    Yeah, and lots of kids were cracking their skulls when they fell off of them. Our society made the choice that the risk of kids getting brain injuries was not worth the benefit of monkey bars surrounded by asphalt... so they surrounded them by mulch beds instead.

    Cars had lap belts but nobody used them. Babies rode on their parent's lap, bigger children rode on the parcel shelf, and nobody wore a helmet on a bicycle or knee pads while skating.

    And again, our society (being run by adults and all) decided that the awesome benefits of being able to let your kids roam free in the car didn't justify the risks of permanent injury or death, so we banned that whole practice. I could go on and on, but I'll stop. But the idea that making life safer for people makes us somehow less "grown up", is quite frankly stupid.

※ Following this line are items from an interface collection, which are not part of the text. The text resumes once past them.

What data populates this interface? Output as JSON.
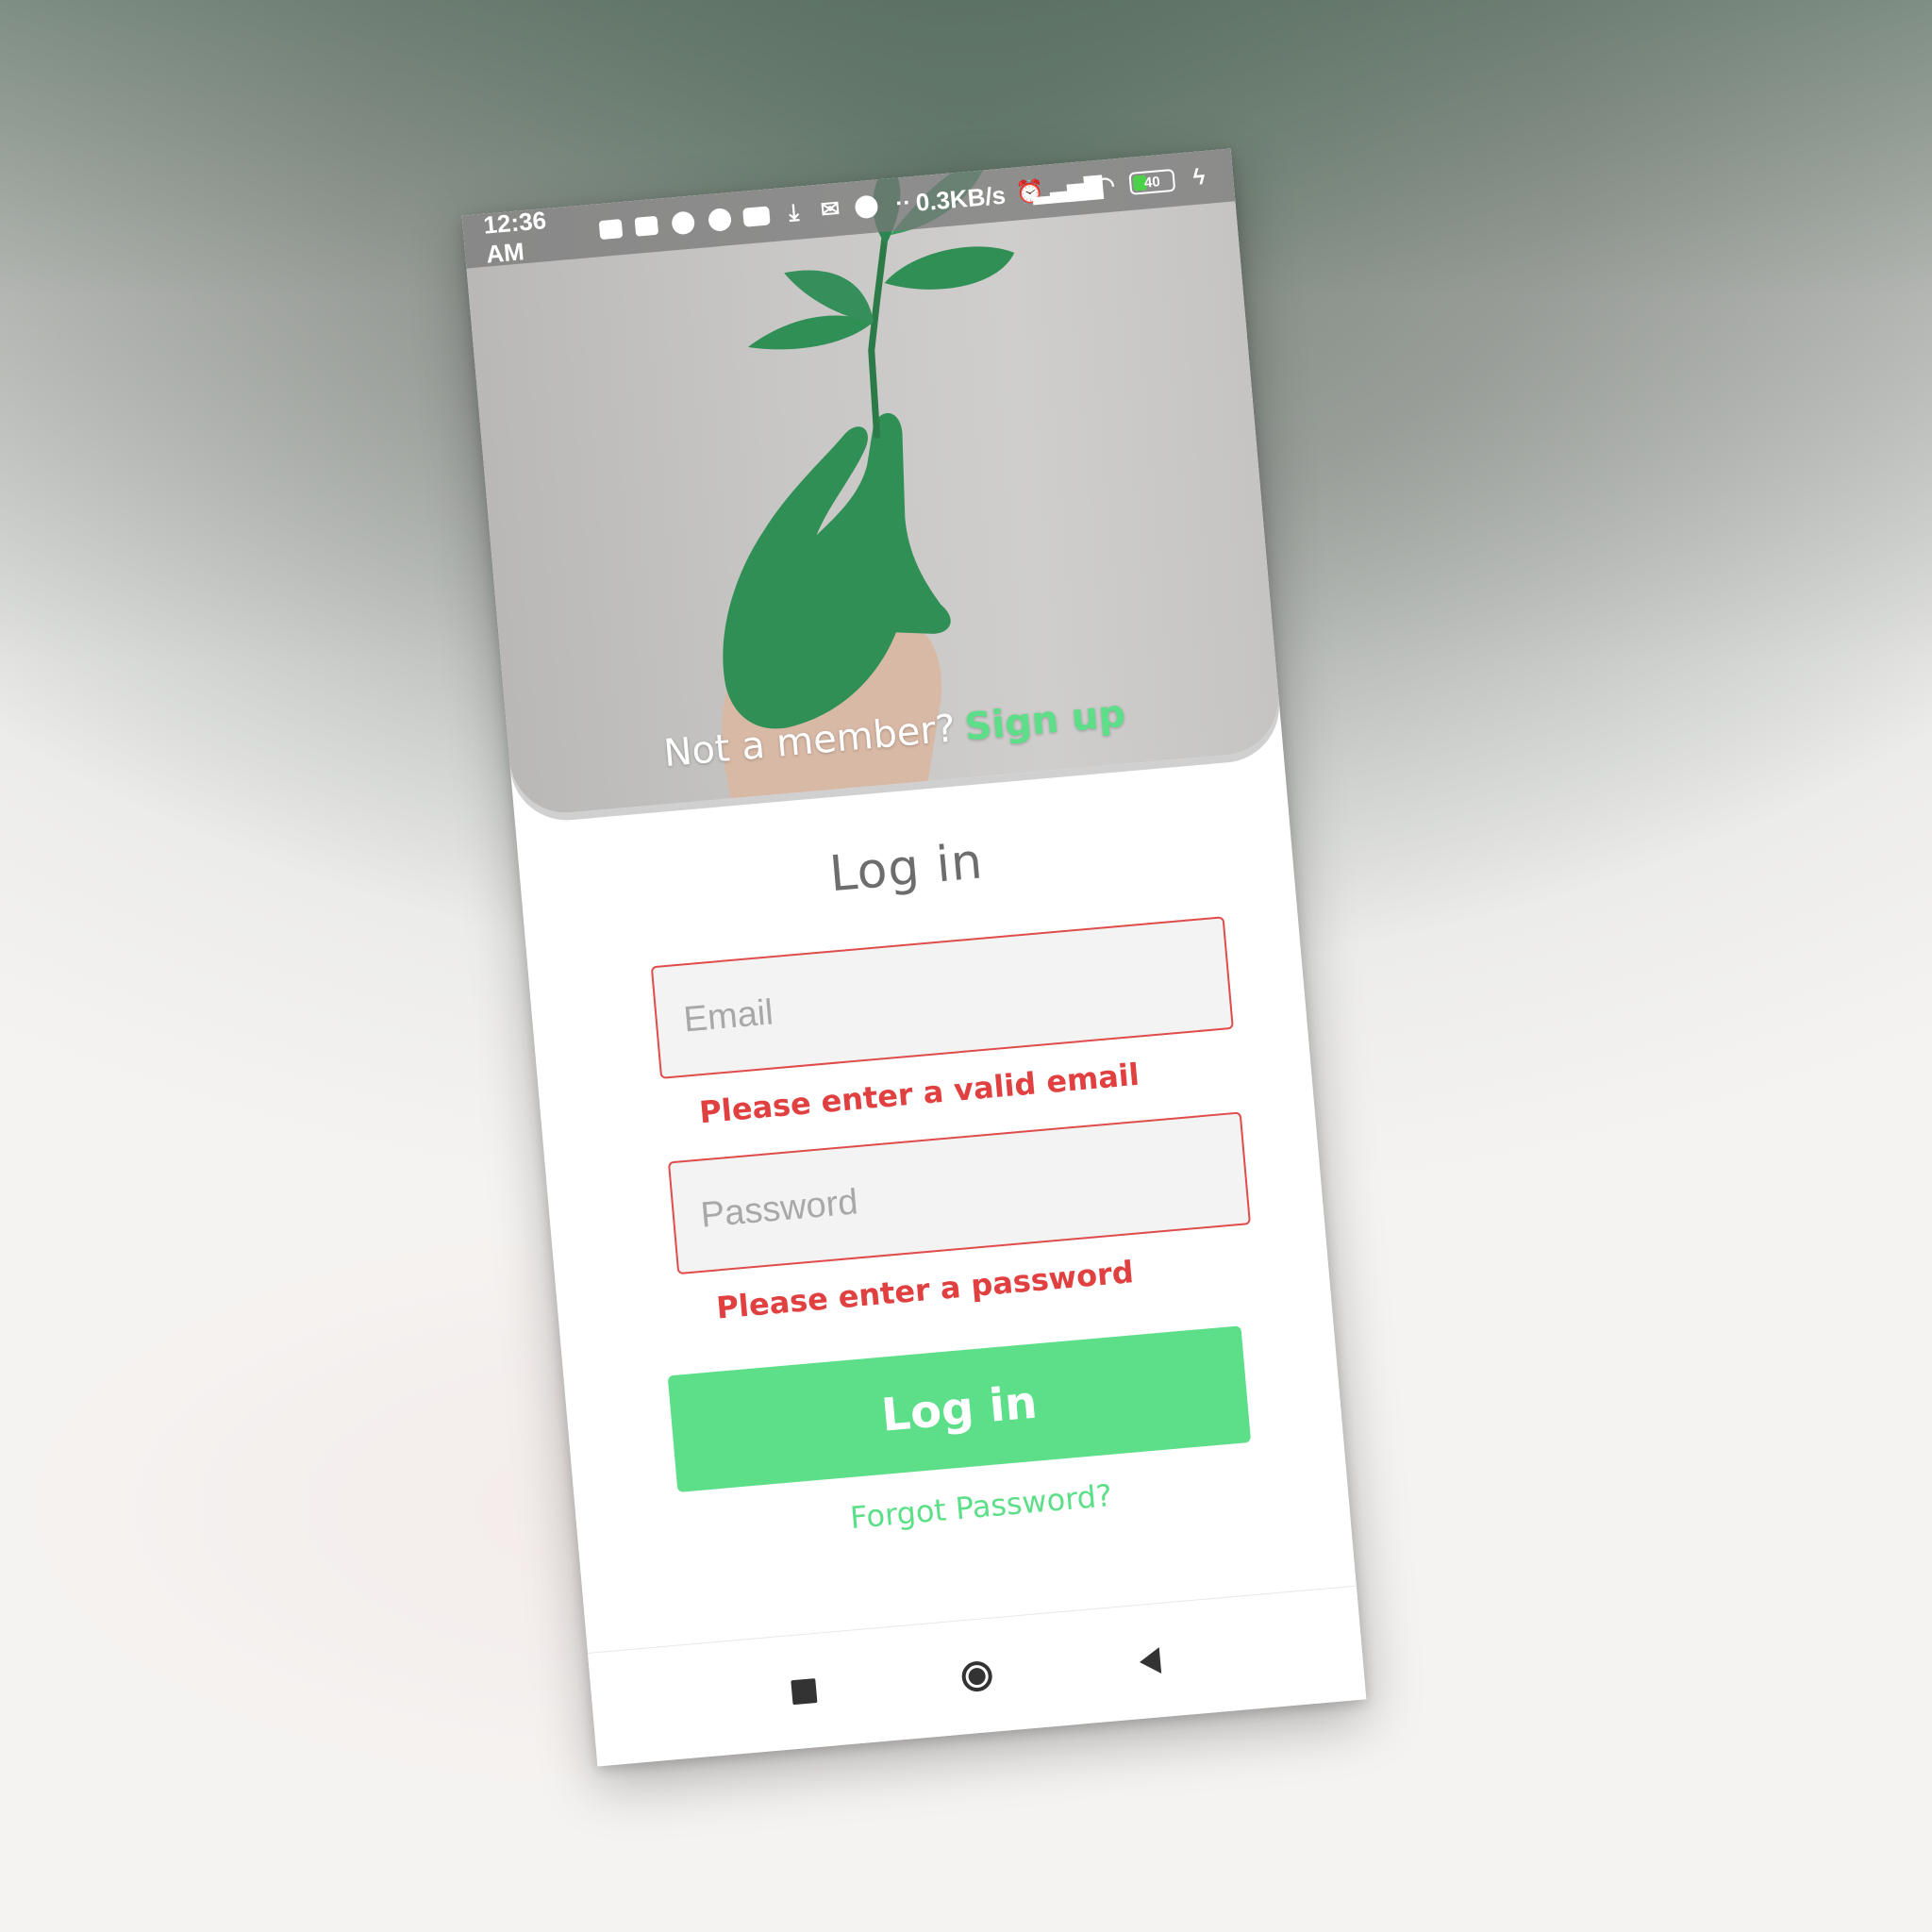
{
  "status_bar": {
    "time": "12:36 AM",
    "net_speed": "0.3KB/s",
    "battery_level": "40",
    "battery_fraction": 0.4,
    "notification_icons": [
      "message-icon",
      "message-icon",
      "messenger-icon",
      "messenger-icon",
      "youtube-icon",
      "download-icon",
      "gmail-icon",
      "whatsapp-icon",
      "more-dots-icon"
    ],
    "system_icons": [
      "alarm-icon",
      "signal-icon",
      "wifi-icon",
      "battery-icon",
      "charging-icon"
    ]
  },
  "hero": {
    "prompt": "Not a member?",
    "signup_label": "Sign up"
  },
  "login": {
    "title": "Log in",
    "email_placeholder": "Email",
    "email_value": "",
    "email_error": "Please enter a valid email",
    "password_placeholder": "Password",
    "password_value": "",
    "password_error": "Please enter a password",
    "submit_label": "Log in",
    "forgot_label": "Forgot Password?"
  },
  "colors": {
    "accent": "#5cdf88",
    "error": "#e04040",
    "field_bg": "#f3f3f3",
    "title": "#6d6d6d"
  },
  "nav_bar": {
    "buttons": [
      "recents-icon",
      "home-icon",
      "back-icon"
    ]
  }
}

  • by mstahl ( 701501 ) <marrrrrk AT gmail DOT com> on Thursday September 03, 2009 @02:56PM (#29302977) Homepage Journal

    I don't think many people in the US are willing to admit it, but part of the reason why the Russians beat us into space was that they were willing to accept more risk than us. The US has a space exploration record largely lacking in tragedy, and the Russians definitely have had more incidents, but as a result they were able to move forward slightly faster than us.

    I don't think there's anything wrong with that as long as the people you are sending to their potential demise know the risks and know what they're getting into. No matter what the risk though there are people out there who would sign up for this without hesitation. I say there's nothing wrong at all with looking into it.

  • by sbeckstead ( 555647 ) on Friday September 04, 2009 @01:37PM (#29313545) Homepage Journal
    We have enough problems... We always have enough problems, there is never a better time than now and when you think like that you wind up dying a bitter old man who never got out and did anything because you always had enough problems for now.

I've got a bad feeling about this.